Nowadays, everybody is a professional fisherman, or knows one.

The phrase gets tossed around for tournament anglers at all levels, guides, charter boat operators, commercial netters, even the guy selling worms at Walmart. And, taken literally, I guess the phrase isn’t too far off.

But to me, the true pro fishermen, at least in our sport, are the guys I call grinders. Tournament to tournament, across the country, these guys derive their income from high finishes in bass derbies. I remember reading about the old days, when top-touring pros would gladly travel out West to fish the U.S. Open, then head seemingly across the universe to be at an event in New York the following week.

Early on, when the first superstars were crowned, competitors fished to win. Sure, endorsement contracts and sponsor money followed, but it was tournament purses that were the draw, not fame and fortune. I don’t remember ever hearing Larry Nixon or Rick Clunn say they got their start because they were after a boat deal.

In any case, a few of the grinders grace our presence in today’s modern era. You’ll see them pop up in a big open event or team tournament when they’re passing through your town. At the ramp, the locals will all be bewildered, asking each other, “What the heck is he doing here?”

These guys fish for the sheer joy of competition. I’ve heard many quoted as saying they don’t “fun fish” at all, and spend all of their time away from the tour in a deer stand or duck blind. It always makes me draw the comparison to other single-athlete sports, like golf, racing, bowling or rodeo. A guy with his golf bag or a saddle, traveling from town to town, just hoping to do well at the next event.

But here’s the problem with that analogy: Golfers can play 30 or more PGA events a year, NASCAR races a similar number of times each season, and bowlers compete in pro events weekly. A touring bass pro may only get to “play” six or eight times in a given year.

Assuming each event consumes about 10 days of an angler’s time, this leaves a whole bunch of days open on the calendar.

This year was the first year in recent times where we saw just six regular season FLW events. Dropped were the FLW Open events that many of the FLW touring pros competed in. A few years prior, B.A.S.S. reduced its Elite Series regular season to eight events. For conversation’s sake, we’re not counting “All Stars”, “Wildcards”, or “Fish-offs” when we’re talking events – let’s deal with the regular season, offering paydays down through the ranks.

This seems to be leaving a few pro anglers in a pinch. As a few fans have expressed, the general distaste for touring pros fishing AAA events, some pros express the “need” to do so.

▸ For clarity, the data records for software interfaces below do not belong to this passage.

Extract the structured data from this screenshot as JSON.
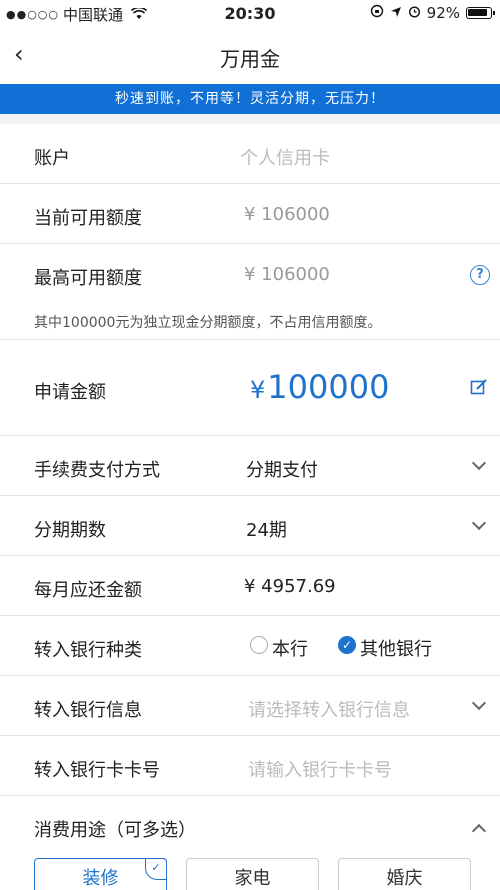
{
  "status": {
    "signal": "●●○○○",
    "carrier": "中国联通",
    "time": "20:30",
    "battery": "92%"
  },
  "nav": {
    "back": "‹",
    "title": "万用金"
  },
  "banner": "秒速到账，不用等！灵活分期，无压力！",
  "form": {
    "account": {
      "label": "账户",
      "value": "个人信用卡"
    },
    "available": {
      "label": "当前可用额度",
      "value": "¥ 106000"
    },
    "max_available": {
      "label": "最高可用额度",
      "value": "¥ 106000",
      "help": "?"
    },
    "note": "其中100000元为独立现金分期额度，不占用信用额度。",
    "apply": {
      "label": "申请金额",
      "yen": "¥",
      "amount": "100000"
    },
    "fee_payment": {
      "label": "手续费支付方式",
      "value": "分期支付"
    },
    "periods": {
      "label": "分期期数",
      "value": "24期"
    },
    "monthly": {
      "label": "每月应还金额",
      "value": "¥ 4957.69"
    },
    "bank_type": {
      "label": "转入银行种类",
      "option_own": "本行",
      "option_other": "其他银行"
    },
    "bank_info": {
      "label": "转入银行信息",
      "placeholder": "请选择转入银行信息"
    },
    "card_no": {
      "label": "转入银行卡卡号",
      "placeholder": "请输入银行卡卡号"
    },
    "purpose": {
      "label": "消费用途（可多选）",
      "options": [
        "装修",
        "家电",
        "婚庆"
      ],
      "selected": "装修"
    }
  },
  "colors": {
    "accent": "#1070d6",
    "amount": "#1f72cc"
  }
}
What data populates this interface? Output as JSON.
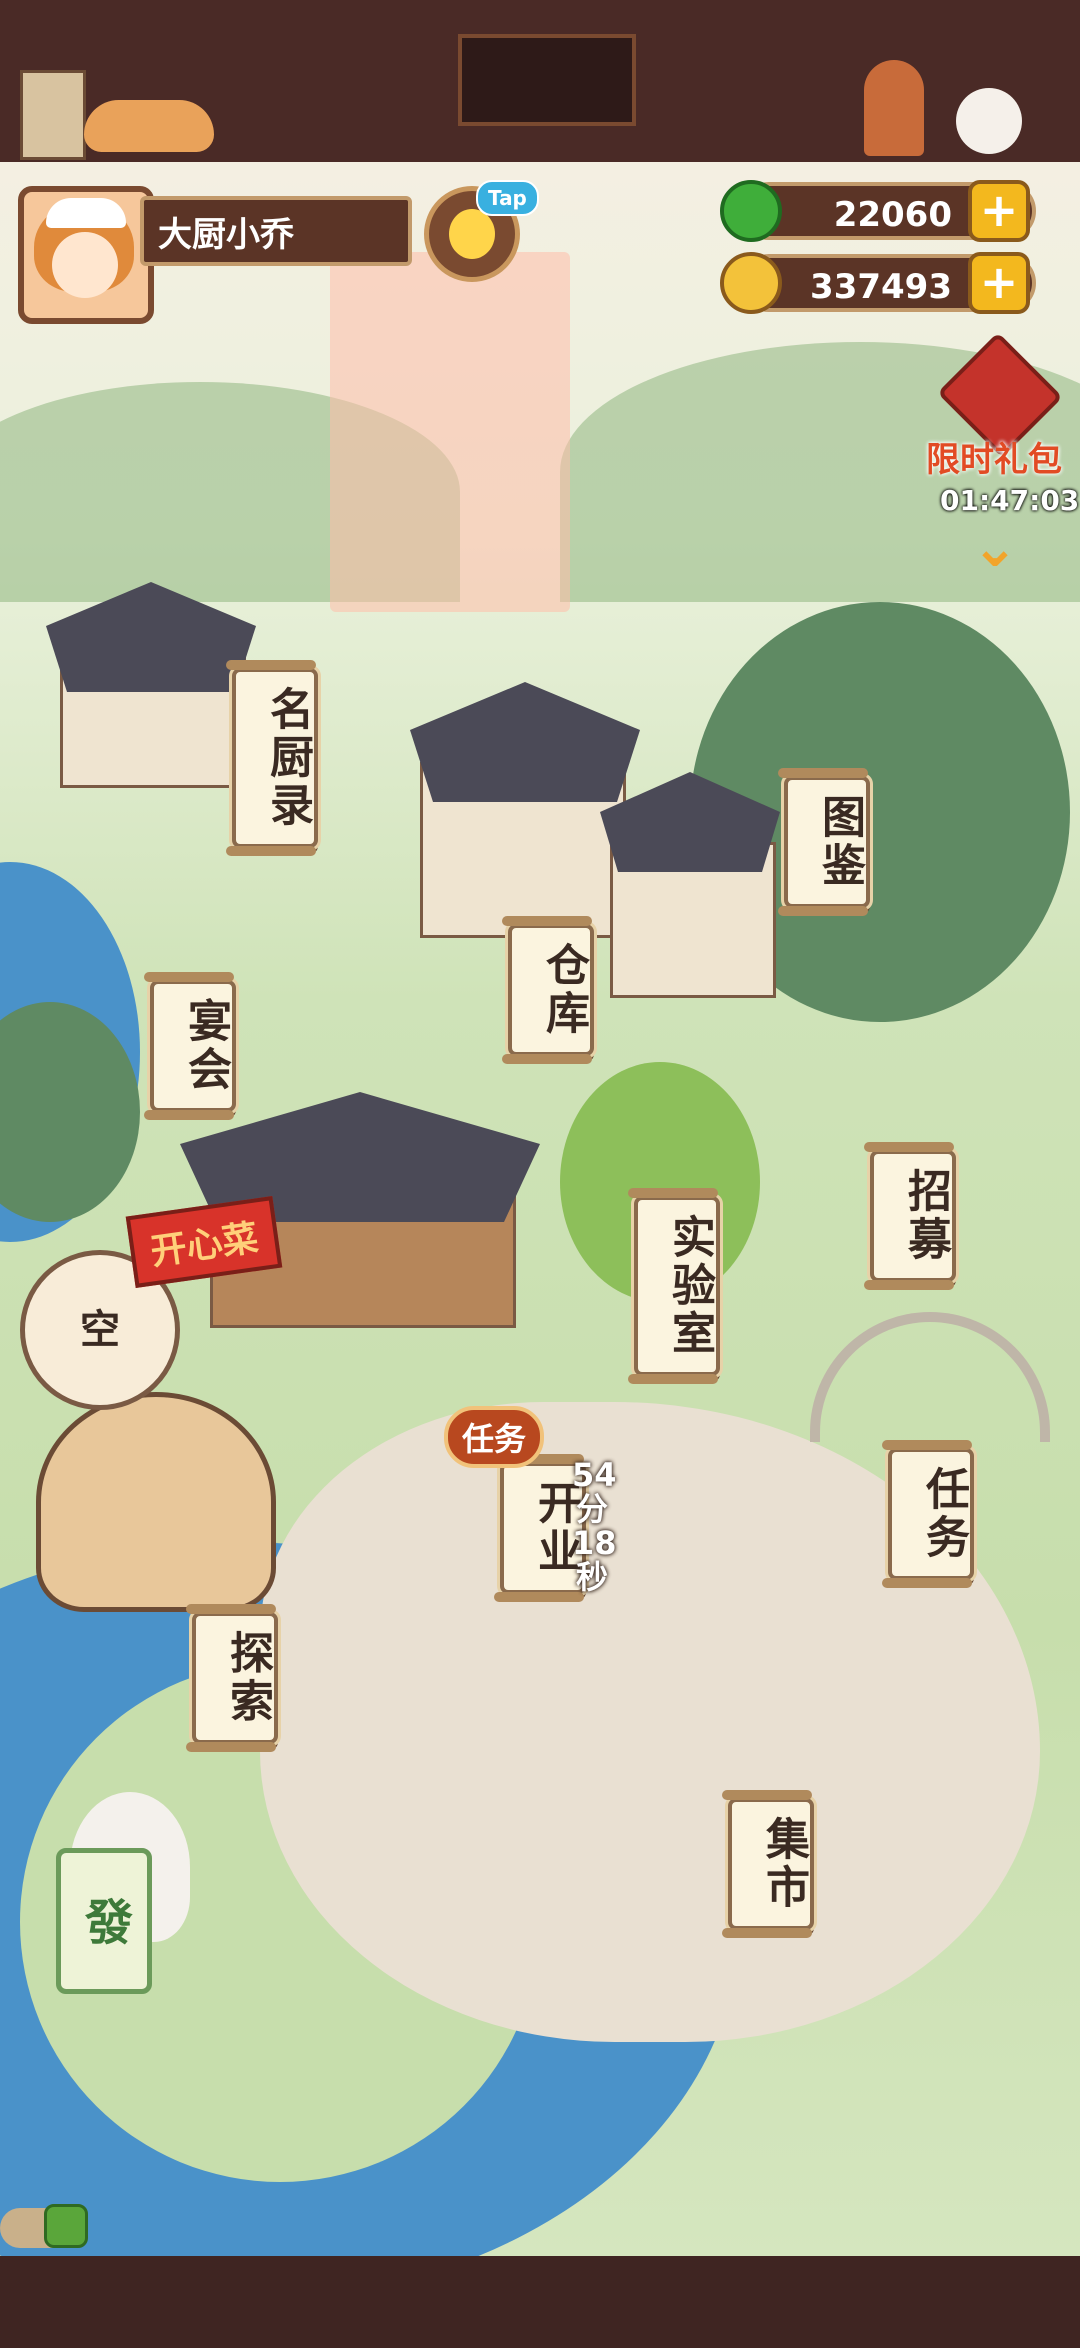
{
  "player": {
    "name": "大厨小乔"
  },
  "tap_badge": "Tap",
  "resources": {
    "jade": "22060",
    "coins": "337493",
    "plus": "+"
  },
  "gift": {
    "label": "限时礼包",
    "timer": "01:47:03"
  },
  "buildings": {
    "famous_chefs": "名厨录",
    "catalog": "图鉴",
    "banquet": "宴会",
    "warehouse": "仓库",
    "lab": "实验室",
    "recruit": "招募",
    "open_business": "开业",
    "tasks": "任务",
    "explore": "探索",
    "market": "集市"
  },
  "task_badge": "任务",
  "business_timer": {
    "minutes": "54",
    "min_unit": "分",
    "seconds": "18",
    "sec_unit": "秒"
  },
  "empty_slot": "空",
  "shop_sign": "开心菜",
  "jade_tile": "發",
  "colors": {
    "accent_gold": "#f3b81e",
    "frame_brown": "#5b3426",
    "gift_red": "#e24b24",
    "jade_green": "#3fae3a"
  }
}
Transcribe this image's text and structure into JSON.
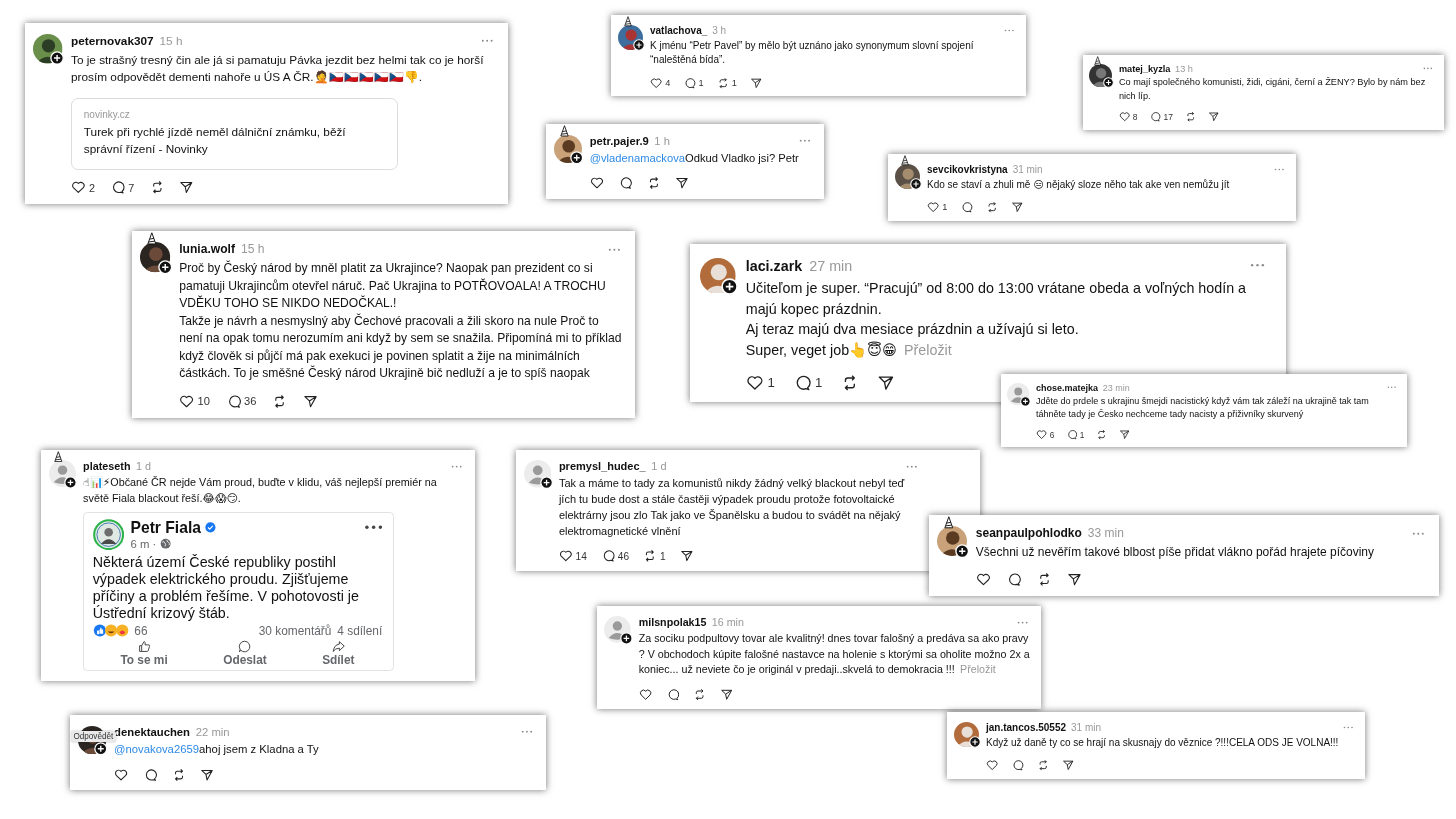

Dave Lefebre, one of FLW’s most dominant pros across the board, recently vented a little frustration on the heels of a second-place finish at the Lake Champlain EverStart Series.

“Pros shouldn’t fish EverStarts,” he said. “But we have no choice."

Lefebre is one of a group of anglers who derive a large percentage of their income from tournament earnings. Fewer events each season equates to a reduction on the bottom line, plain and simple.

Bass tournament participation is a direct indicator of the economy. According to Kathy Fennel, the president of FLW Operations, participation is up across the board at FLW events. This is a very good sign, but there’s no indication to believe that the number of tournaments available to touring pros will be increased anytime soon. In fact, the feeling by many competitors is that event numbers will remain the same.

It’s no mystery to BassFans that I’d love to see pro bass fishing be the next big thing. I think, in order to further propel the sport, there needs to be an “awe factor” involved with the pro bass tours.

Over the previous 20 or so years, we’ve seen each major tour rise and fall to the other, with changes in management, television coverage and format. Currently, I think B.A.S.S. holds an upper hand in the eyes of most fans for one major reason: Not just anyone can compete; anglers must qualify. This gives the feeling of a true professional sport. No PGA card, no golf.

Getting back to the point at hand, whether an angler fishes the FLW or B.A.S.S. tour, the number of events needs to keep the grinders employed. To think that touring pros would travel to fish Open or EverStart events just doesn’t make sense in their business plan: Payouts just don’t match expenses. We’ll look into this in-depth in the near future.

I’m sure it’s a much larger venture than I realize to coordinate a major bass tournament. But it must be fairly lucrative, as well. Perhaps, some day in the future, we’ll see a trail with more events. Maybe a dozen, maybe 15 or even 20. There won't be any pre-fishing because there won't be time to. Just show up and fish. Make no mistake: Such a schedule would never be for the average tournament guy, but the pros are the enigmas. Besides, I’d love to follow it as a fan, and I doubt I’m alone.

Then golf wouldn’t be the only thing on TV every weekend.

(Joe Balog is the often outspoken owner of Millennium Promotions, Inc., an agency operating in the fishing and hunting industries. A former Bassmaster Open and EverStart Championship winner, he's best known for his big-water innovations and hardcore fishing style. He's a popular seminar speaker, product designer and author, and is considered one of the most influential smallmouth fishermen of modern times.)